I can't conclude this without discussing the zombie gladiator battles, but I'm not sure what to say, other than man that is fucked up. I know that the Governor thinks it will make people less afraid of the zombies, but what a horrifying way to make that happen. I also imagine if one of them were to break away or accidentally nab one of the people it would have the exact opposite effect and make the population more scared. Of course the Governor doesn't consider that, because he is well, crazy, but if I were Andrea, I would be wondering if the ice cold drink were worth it.
I must also note, that I am very interested in how the whole Carol “death” is going to play out. I still maintain that since we did not see her death, there is no way that her storyline is over. I am curious if she is going to show up as a zombie, which would be an interesting parallel to her daughter Sophia's story. The group spent a massive amount of time searching for Sophia only to find her as a zombie in the barn. I wonder what effect it might have on people if Carol shows up as a zombie, and they realize they were never looking for her and really just assumed she was dead based on finding a scarf. I am also throwing this out there, because I think it must be mentioned. Does anyone else think it is strange that we never actually saw Lori after Carl shot her? Do we know she is dead for sure? Could she and Carol be off somewhere together and is this why Hershel taught Carol to give medical care? I don’t know if I believe this theory, but it is interesting to think about.
Overall, while this episode could have seemed like not a lot happened, it was a very important in establishing themes and the mental state of many of the characters. The progression of humankind in a post-zombieapocalyptic world is really being demonstrated, and it is not pretty. I never would have thought so, but the more they humanize the walkers, the more it is making me question and wonder what I might do in that situation. Would I keep a zombie loved one alive?

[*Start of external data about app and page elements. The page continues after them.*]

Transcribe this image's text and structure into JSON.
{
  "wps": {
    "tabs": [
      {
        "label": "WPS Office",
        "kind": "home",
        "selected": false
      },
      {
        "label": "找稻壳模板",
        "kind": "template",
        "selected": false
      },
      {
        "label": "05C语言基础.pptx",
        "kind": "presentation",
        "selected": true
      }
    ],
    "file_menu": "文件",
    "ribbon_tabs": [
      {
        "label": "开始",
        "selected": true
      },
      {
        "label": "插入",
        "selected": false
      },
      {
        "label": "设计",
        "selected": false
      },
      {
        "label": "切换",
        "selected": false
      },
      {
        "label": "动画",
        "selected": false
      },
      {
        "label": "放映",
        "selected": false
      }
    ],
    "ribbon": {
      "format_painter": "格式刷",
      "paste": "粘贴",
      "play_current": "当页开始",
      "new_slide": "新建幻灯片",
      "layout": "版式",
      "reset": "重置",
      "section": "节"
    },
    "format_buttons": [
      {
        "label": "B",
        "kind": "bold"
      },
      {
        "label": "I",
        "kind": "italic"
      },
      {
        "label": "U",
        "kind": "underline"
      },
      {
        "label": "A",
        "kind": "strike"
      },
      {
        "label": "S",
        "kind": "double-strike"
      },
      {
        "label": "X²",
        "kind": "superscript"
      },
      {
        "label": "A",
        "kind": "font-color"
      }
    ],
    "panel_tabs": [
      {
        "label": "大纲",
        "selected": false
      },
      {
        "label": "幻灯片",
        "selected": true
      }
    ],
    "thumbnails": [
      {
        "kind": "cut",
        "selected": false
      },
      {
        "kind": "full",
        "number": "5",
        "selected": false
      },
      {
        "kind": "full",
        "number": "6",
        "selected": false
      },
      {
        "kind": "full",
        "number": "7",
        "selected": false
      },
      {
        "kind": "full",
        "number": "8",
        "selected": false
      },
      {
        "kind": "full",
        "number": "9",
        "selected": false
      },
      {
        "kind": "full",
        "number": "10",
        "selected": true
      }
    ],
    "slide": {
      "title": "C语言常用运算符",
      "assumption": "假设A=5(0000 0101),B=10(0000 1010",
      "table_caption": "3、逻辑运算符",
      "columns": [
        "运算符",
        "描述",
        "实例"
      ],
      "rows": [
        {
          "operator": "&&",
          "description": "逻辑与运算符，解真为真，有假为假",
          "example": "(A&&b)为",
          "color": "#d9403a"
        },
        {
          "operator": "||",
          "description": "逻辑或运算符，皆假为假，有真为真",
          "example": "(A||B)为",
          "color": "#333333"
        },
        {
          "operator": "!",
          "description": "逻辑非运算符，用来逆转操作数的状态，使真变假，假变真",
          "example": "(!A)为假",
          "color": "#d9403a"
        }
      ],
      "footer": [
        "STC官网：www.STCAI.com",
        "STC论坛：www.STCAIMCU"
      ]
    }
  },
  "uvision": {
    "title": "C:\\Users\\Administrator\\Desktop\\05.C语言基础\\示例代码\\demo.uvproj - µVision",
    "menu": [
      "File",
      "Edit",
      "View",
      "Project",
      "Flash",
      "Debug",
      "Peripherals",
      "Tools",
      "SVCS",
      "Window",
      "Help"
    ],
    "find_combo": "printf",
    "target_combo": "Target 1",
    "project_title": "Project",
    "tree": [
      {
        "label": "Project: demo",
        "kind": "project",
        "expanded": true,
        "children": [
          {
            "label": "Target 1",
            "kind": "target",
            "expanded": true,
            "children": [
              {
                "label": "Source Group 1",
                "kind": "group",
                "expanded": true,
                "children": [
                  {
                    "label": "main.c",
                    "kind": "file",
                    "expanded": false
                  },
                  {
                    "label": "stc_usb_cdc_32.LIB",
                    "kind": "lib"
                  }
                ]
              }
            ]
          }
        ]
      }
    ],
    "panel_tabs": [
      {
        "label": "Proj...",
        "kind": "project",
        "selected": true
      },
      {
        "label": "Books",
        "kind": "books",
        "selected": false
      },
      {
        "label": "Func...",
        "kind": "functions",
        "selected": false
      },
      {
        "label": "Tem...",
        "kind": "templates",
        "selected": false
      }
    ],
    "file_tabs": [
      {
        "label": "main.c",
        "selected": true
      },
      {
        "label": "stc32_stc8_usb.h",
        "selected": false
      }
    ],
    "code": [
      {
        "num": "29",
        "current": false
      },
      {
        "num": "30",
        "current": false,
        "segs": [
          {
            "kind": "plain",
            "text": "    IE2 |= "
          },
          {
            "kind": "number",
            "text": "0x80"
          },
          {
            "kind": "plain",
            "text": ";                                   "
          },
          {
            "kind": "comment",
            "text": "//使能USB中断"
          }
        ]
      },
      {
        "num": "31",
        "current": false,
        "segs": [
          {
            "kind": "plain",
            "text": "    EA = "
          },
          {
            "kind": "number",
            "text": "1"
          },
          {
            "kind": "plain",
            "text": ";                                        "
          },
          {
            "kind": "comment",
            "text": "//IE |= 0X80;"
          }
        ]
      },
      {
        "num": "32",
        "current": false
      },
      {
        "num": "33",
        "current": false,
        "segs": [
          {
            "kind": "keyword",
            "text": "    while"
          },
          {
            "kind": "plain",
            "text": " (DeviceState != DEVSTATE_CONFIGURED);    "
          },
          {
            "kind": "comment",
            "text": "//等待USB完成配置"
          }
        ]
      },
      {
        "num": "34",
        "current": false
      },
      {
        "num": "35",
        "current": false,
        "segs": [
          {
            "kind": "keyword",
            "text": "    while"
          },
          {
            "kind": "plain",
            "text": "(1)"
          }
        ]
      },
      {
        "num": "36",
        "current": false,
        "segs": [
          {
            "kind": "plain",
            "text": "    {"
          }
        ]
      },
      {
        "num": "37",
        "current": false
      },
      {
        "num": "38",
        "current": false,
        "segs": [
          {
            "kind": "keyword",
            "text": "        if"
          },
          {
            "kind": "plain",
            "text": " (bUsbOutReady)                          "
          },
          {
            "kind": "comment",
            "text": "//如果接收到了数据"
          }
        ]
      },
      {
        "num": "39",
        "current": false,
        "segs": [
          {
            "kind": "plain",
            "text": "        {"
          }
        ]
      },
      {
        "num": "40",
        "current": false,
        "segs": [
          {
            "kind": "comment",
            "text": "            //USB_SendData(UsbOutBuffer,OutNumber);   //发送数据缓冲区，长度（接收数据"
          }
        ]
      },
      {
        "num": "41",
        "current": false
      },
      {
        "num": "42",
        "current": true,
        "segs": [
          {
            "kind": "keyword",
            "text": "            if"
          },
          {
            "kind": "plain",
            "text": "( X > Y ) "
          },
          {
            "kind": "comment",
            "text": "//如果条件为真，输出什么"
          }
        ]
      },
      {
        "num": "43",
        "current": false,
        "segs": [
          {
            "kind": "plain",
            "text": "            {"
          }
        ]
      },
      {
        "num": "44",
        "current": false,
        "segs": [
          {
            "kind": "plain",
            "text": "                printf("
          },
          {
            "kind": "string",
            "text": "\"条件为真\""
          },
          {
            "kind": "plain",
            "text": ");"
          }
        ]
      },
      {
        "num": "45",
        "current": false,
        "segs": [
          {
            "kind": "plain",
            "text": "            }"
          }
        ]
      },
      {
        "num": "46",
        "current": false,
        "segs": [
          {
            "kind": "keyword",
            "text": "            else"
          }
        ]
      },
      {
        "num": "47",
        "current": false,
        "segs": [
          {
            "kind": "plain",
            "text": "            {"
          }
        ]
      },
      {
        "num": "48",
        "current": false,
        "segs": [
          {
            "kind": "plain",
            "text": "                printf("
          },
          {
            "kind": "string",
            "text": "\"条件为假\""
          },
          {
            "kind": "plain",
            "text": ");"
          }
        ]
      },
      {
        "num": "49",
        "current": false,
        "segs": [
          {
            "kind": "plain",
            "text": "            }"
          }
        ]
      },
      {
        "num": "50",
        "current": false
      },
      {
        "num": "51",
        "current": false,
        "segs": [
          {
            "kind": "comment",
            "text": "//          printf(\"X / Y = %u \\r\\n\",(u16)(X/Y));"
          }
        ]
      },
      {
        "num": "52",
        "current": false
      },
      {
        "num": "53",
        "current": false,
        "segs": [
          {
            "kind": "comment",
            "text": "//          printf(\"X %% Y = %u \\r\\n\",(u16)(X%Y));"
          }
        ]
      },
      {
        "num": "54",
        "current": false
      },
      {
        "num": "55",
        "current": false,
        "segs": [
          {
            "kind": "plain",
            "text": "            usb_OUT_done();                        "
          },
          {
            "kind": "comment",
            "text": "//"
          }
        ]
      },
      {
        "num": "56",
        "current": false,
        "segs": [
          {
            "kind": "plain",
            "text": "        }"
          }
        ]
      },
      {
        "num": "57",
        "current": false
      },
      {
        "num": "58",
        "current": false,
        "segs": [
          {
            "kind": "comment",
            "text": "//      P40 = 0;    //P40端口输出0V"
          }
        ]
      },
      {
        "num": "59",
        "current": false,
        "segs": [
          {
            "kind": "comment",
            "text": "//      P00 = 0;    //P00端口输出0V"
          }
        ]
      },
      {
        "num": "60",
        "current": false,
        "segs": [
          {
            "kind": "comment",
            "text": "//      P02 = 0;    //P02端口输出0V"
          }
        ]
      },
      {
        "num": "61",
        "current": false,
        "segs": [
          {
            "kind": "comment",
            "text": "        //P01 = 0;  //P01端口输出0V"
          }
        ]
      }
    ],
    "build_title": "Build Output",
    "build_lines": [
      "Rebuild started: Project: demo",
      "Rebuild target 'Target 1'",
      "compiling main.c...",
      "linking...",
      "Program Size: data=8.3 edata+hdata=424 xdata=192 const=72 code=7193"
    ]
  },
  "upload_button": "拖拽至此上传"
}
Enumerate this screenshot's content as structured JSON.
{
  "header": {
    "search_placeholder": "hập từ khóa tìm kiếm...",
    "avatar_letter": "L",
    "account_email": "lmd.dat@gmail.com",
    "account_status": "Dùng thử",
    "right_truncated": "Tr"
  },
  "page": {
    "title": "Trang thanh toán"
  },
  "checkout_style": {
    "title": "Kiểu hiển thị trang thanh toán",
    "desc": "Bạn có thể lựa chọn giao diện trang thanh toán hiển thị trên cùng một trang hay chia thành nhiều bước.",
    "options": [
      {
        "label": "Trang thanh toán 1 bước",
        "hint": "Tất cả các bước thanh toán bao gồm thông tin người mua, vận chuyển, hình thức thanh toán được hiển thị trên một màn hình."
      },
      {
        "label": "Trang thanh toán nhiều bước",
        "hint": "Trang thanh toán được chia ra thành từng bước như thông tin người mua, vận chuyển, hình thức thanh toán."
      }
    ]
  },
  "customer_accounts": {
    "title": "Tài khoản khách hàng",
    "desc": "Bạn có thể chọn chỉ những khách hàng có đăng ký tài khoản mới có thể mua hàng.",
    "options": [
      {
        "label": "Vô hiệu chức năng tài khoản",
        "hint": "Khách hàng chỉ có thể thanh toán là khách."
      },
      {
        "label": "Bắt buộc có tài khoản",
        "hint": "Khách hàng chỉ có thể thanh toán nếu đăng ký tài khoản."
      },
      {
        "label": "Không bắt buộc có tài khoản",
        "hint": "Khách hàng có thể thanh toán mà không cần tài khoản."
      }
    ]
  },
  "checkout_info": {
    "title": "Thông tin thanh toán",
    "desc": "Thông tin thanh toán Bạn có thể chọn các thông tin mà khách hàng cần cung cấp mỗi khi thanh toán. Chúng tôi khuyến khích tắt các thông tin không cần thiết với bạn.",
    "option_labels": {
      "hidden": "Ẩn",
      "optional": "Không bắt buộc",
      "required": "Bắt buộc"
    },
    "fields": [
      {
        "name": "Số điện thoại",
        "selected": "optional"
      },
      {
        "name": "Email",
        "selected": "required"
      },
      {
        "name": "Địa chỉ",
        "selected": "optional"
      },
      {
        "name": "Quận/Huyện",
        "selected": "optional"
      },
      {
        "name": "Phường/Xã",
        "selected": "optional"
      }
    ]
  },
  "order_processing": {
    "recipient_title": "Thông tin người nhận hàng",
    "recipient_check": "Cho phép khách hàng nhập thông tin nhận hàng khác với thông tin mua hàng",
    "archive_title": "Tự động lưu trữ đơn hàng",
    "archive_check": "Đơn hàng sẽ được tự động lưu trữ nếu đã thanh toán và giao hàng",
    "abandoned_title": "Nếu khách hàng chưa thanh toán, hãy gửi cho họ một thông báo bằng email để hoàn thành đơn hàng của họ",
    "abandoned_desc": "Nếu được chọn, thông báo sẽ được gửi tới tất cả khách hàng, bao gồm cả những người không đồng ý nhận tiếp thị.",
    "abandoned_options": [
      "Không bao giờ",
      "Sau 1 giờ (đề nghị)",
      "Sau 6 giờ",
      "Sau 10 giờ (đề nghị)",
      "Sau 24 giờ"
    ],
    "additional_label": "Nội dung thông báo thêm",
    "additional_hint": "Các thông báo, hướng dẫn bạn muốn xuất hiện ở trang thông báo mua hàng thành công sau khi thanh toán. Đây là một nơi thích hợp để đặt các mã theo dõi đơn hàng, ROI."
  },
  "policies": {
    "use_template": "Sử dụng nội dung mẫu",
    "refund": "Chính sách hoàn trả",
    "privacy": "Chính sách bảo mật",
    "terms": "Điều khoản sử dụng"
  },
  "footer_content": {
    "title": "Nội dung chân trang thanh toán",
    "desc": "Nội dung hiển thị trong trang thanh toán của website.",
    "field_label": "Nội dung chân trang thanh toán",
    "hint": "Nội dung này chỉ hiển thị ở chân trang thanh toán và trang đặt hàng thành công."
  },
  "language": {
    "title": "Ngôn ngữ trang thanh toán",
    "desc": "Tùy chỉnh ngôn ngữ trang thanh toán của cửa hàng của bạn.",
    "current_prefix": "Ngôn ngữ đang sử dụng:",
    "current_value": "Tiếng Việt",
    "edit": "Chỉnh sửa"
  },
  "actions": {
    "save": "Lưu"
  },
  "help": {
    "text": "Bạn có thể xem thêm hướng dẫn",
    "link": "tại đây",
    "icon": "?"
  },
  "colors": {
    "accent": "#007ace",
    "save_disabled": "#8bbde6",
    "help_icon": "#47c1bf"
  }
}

I don’t know, but what I know is The Walking Dead has actually made me contemplate my would-be actions in the zombie apocalypse, and I would like to thank everyone involved for that.